Gas prices

Ken Swist of Raymond fills up at Mr. Gas Plus in Raymond on Wednesday. The price for unleaded regular was $1.89 a gallon.

At one Irving gas station in Moultonborough, employee Monique Wixon doesn’t need to check the GasBuddy website to see if her station is offering the state’s cheapest gas.

“Customers tell us,” said Wixon, who works at the Irving at 967 Whittier Highway.

That station checked in at $1.499 a gallon Wednesday — technically, tied for second lowest in the state.

“We were the lowest for a while,” said Wixon, who said gas sales have been down recently with fewer people driving.

Statewide, the average price for a gallon of regular unleaded stood at $2.017 on Thursday, according to AAA.

That was down a penny from Wednesday, 13 cents from a week ago, 37 cents from a month earlier and 49 cents lower than a year ago.

The fallout from the coronavirus pandemic has meant less demand for gas and lower prices.

“Motorists park their cars and shelter in place, leading to an unprecedented drop never before seen in U.S. gasoline demand, causing prices to sink like a rock,” Patrick DeHaan, head of petroleum analysis for GasBuddy, said in an email this week.

He reported that the national average for gas was less than $2 a gallon for the first time in more than four years.

“With the nation continuing to be under siege from the coronavirus and millions staying parked at home, there’s quite a bit more downside that’s in the pipeline coming in the weeks ahead,” he said.

He said the national average could fall another 50 cents to $1 a gallon in the coming weeks.

GasBuddy’s weekly report said Monday’s average price in New Hampshire stood at $2.04 a gallon. That compares with $2.50 a year ago, $3.79 on March 30, 2012 and $1.98 on March 30, 2016.

The U.S. Energy Information Administration cited a few reasons for the decline.

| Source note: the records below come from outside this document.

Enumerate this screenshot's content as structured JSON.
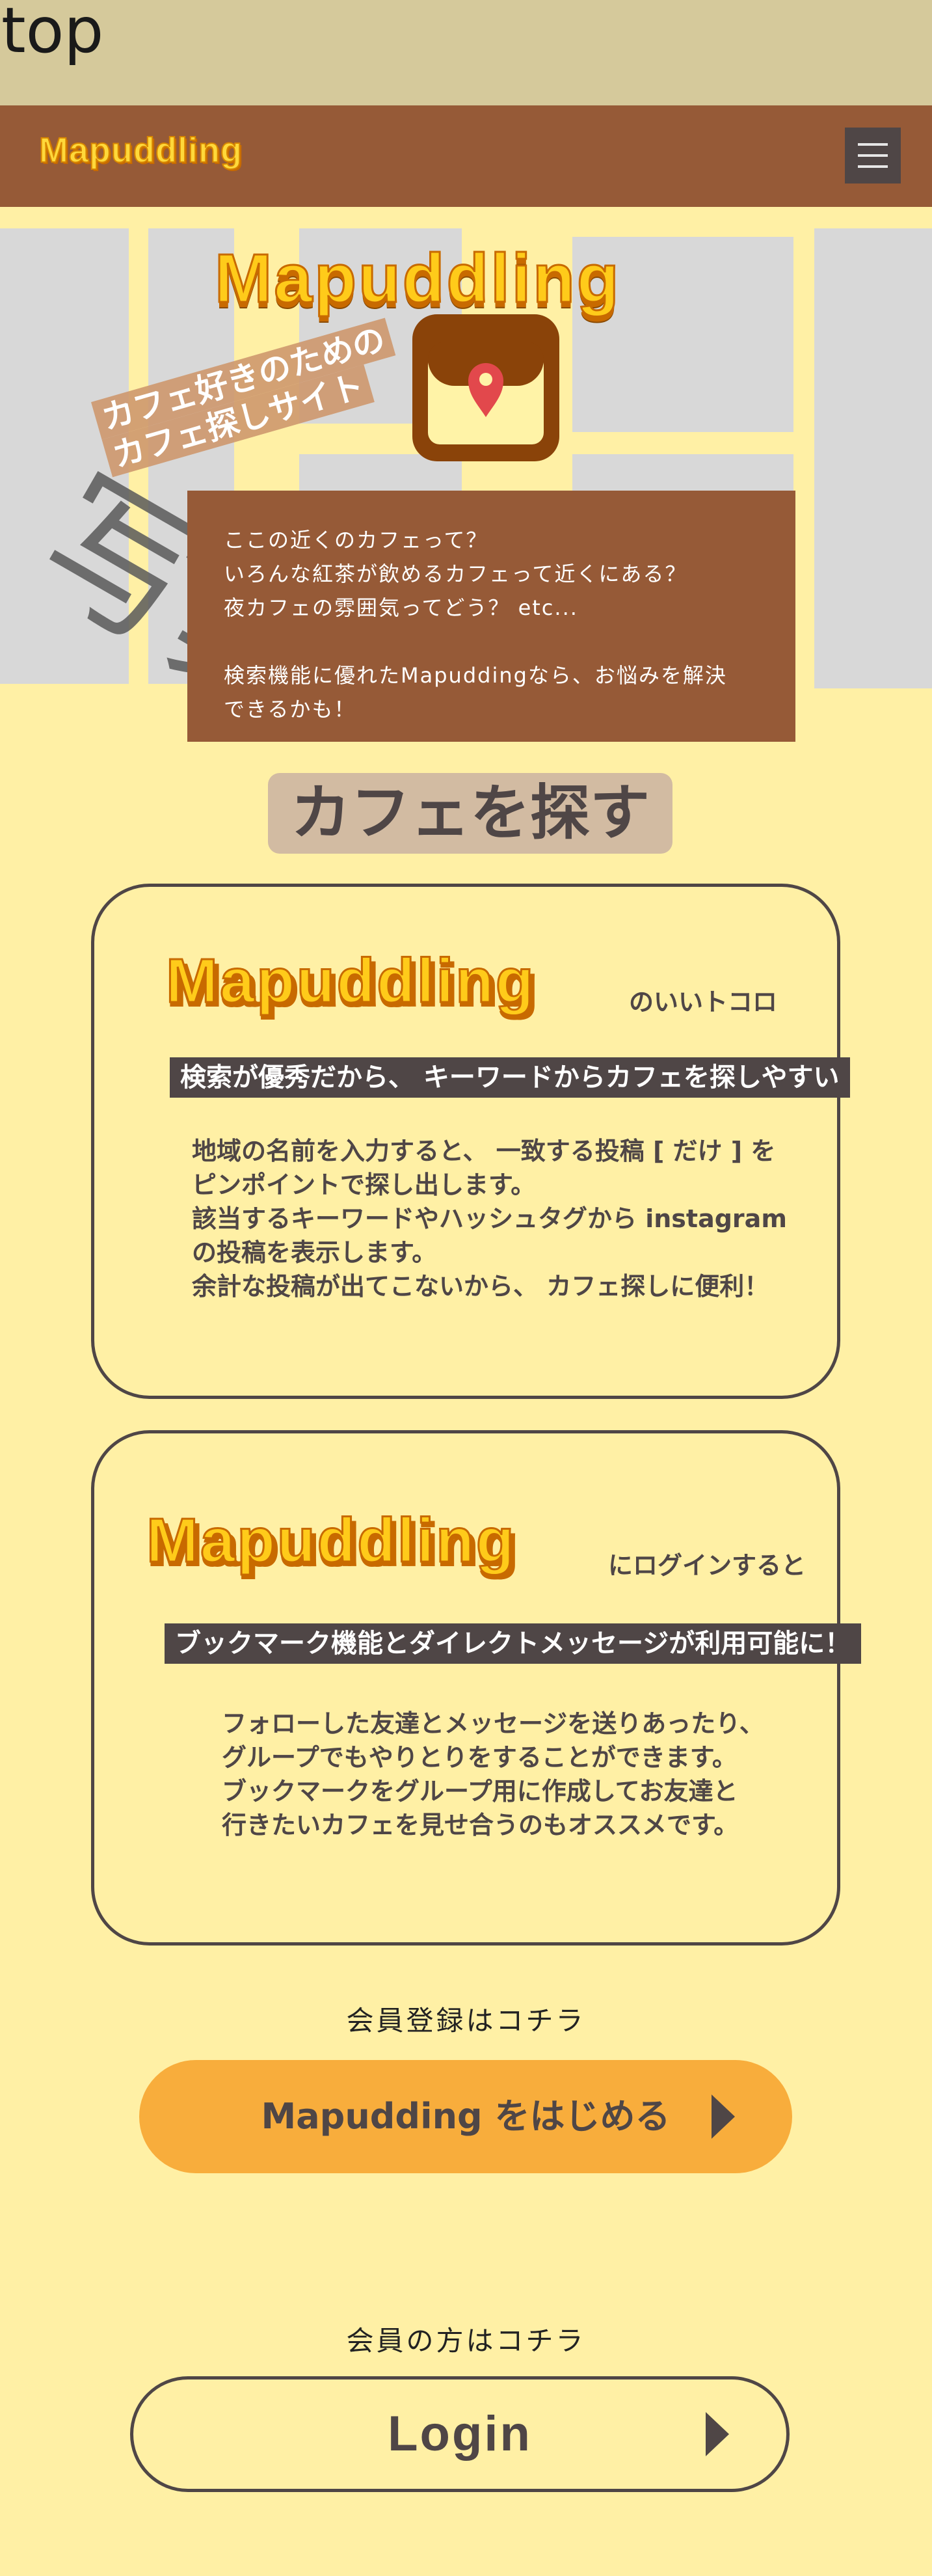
{
  "page_label": "top",
  "header": {
    "logo": "Mapuddling"
  },
  "hero": {
    "title": "Mapuddling",
    "tagline_line1": "カフェ好きのための",
    "tagline_line2": "カフェ探しサイト",
    "watermark": "写真写真写真",
    "intro_lines": [
      "ここの近くのカフェって？",
      "いろんな紅茶が飲めるカフェって近くにある？",
      "夜カフェの雰囲気ってどう？ etc...",
      "検索機能に優れたMapuddingなら、お悩みを解決",
      "できるかも！"
    ]
  },
  "section_title": "カフェを探す",
  "card1": {
    "logo": "Mapuddling",
    "logo_suffix": "のいいトコロ",
    "subtitle": "検索が優秀だから、 キーワードからカフェを探しやすい",
    "body": [
      "地域の名前を入力すると、 一致する投稿 [ だけ ] を",
      "ピンポイントで探し出します。",
      "該当するキーワードやハッシュタグから instagram",
      "の投稿を表示します。",
      "余計な投稿が出てこないから、 カフェ探しに便利！"
    ]
  },
  "card2": {
    "logo": "Mapuddling",
    "logo_suffix": "にログインすると",
    "subtitle": "ブックマーク機能とダイレクトメッセージが利用可能に！",
    "body": [
      "フォローした友達とメッセージを送りあったり、",
      "グループでもやりとりをすることができます。",
      "ブックマークをグループ用に作成してお友達と",
      "行きたいカフェを見せ合うのもオススメです。"
    ]
  },
  "register": {
    "label": "会員登録はコチラ",
    "button": "Mapudding をはじめる"
  },
  "login": {
    "label": "会員の方はコチラ",
    "button": "Login"
  },
  "colors": {
    "background": "#fff0a5",
    "header": "#965a37",
    "accent": "#f8ad3c",
    "dark": "#4f4646"
  }
}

“Crude oil prices have fallen significantly since the beginning of 2020, largely driven by the economic contraction caused by the 2019 novel coronavirus disease (COVID-19) and a sudden increase in crude oil supply following the suspension of agreed production cuts among the Organization of the Petroleum Exporting Countries (OPEC) and partner countries,” the EIA said on its website.

And what does that mean for Granite Staters?

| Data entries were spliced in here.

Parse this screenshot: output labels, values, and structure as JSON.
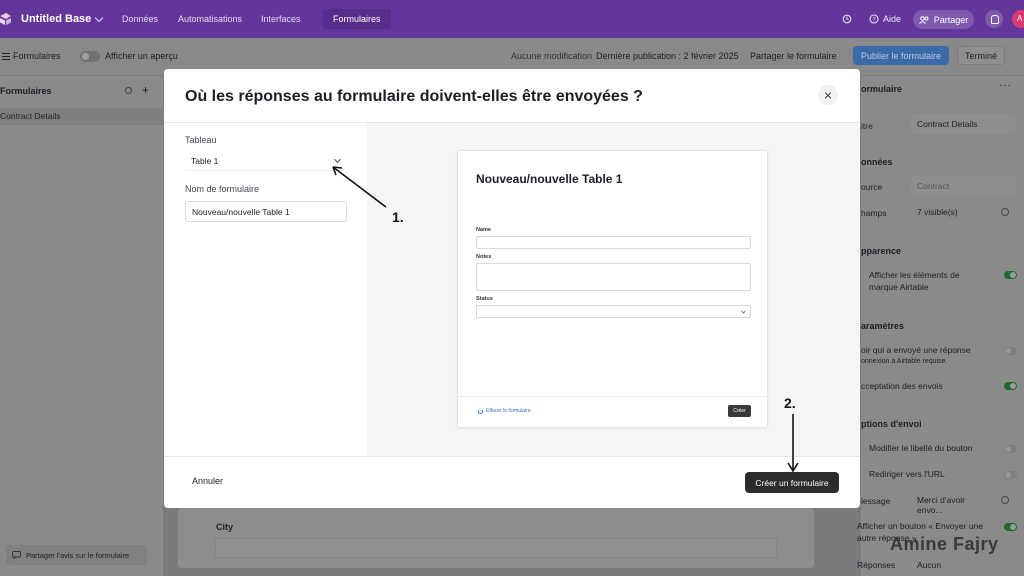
{
  "topbar": {
    "base_name": "Untitled Base",
    "nav": [
      "Données",
      "Automatisations",
      "Interfaces",
      "Formulaires"
    ],
    "active_nav": "Formulaires",
    "help": "Aide",
    "share": "Partager",
    "avatar_initial": "A",
    "accent": "#63369b"
  },
  "toolbar": {
    "forms_label": "Formulaires",
    "preview_label": "Afficher un aperçu",
    "no_changes": "Aucune modification",
    "last_published": "Dernière publication : 2 février 2025",
    "share_form": "Partager le formulaire",
    "publish": "Publier le formulaire",
    "done": "Terminé"
  },
  "sidebar": {
    "header": "Formulaires",
    "items": [
      {
        "label": "Contract Details"
      }
    ],
    "footer": "Partager l'avis sur le formulaire"
  },
  "right_panel": {
    "section_form": "ormulaire",
    "title_label": "itre",
    "title_value": "Contract Details",
    "section_data": "onnées",
    "source_label": "ource",
    "source_value": "Contract",
    "fields_label": "hamps",
    "fields_value": "7 visible(s)",
    "section_appearance": "pparence",
    "branding": "Afficher les éléments de marque Airtable",
    "section_settings": "aramètres",
    "see_who": "oir qui a envoyé une réponse",
    "see_who_sub": "onnexion à Airtable requise.",
    "accept": "cceptation des envois",
    "section_send": "ptions d'envoi",
    "modify_button": "Modifier le libellé du bouton",
    "redirect": "Rediriger vers l'URL",
    "message_label": "lessage",
    "message_value": "Merci d'avoir envo...",
    "show_button": "Afficher un bouton « Envoyer une autre réponse »",
    "responses_label": "Réponses",
    "responses_value": "Aucun"
  },
  "background_form": {
    "city_label": "City"
  },
  "modal": {
    "title": "Où les réponses au formulaire doivent-elles être envoyées ?",
    "table_label": "Tableau",
    "table_value": "Table 1",
    "form_name_label": "Nom de formulaire",
    "form_name_value": "Nouveau/nouvelle Table 1",
    "preview": {
      "title": "Nouveau/nouvelle Table 1",
      "fields": [
        "Name",
        "Notes",
        "Status"
      ],
      "clear": "Effacer le formulaire",
      "submit": "Créer"
    },
    "cancel": "Annuler",
    "create": "Créer un formulaire"
  },
  "annotations": {
    "step1": "1.",
    "step2": "2.",
    "watermark": "Amine Fajry"
  }
}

“We have cheap gas,” Irving’s Wixon said.

What’s Working, a series exploring solutions for New Hampshire’s workforce needs, is sponsored by the New Hampshire Solutions Journalism Lab at the Nackey S. Loeb School of Communications and is funded by Eversource, the New Hampshire Charitable Foundation, Dartmouth-Hitchcock Medical Center, the New Hampshire College & University Council, Northeast Delta Dental and the New Hampshire Coalition for Business and Education.

Contact reporter Michael Cousineau at To read stories in the series, visit  

Thursday, May 28, 2020
Saturday, May 23, 2020
Thursday, May 21, 2020
Wednesday, May 20, 2020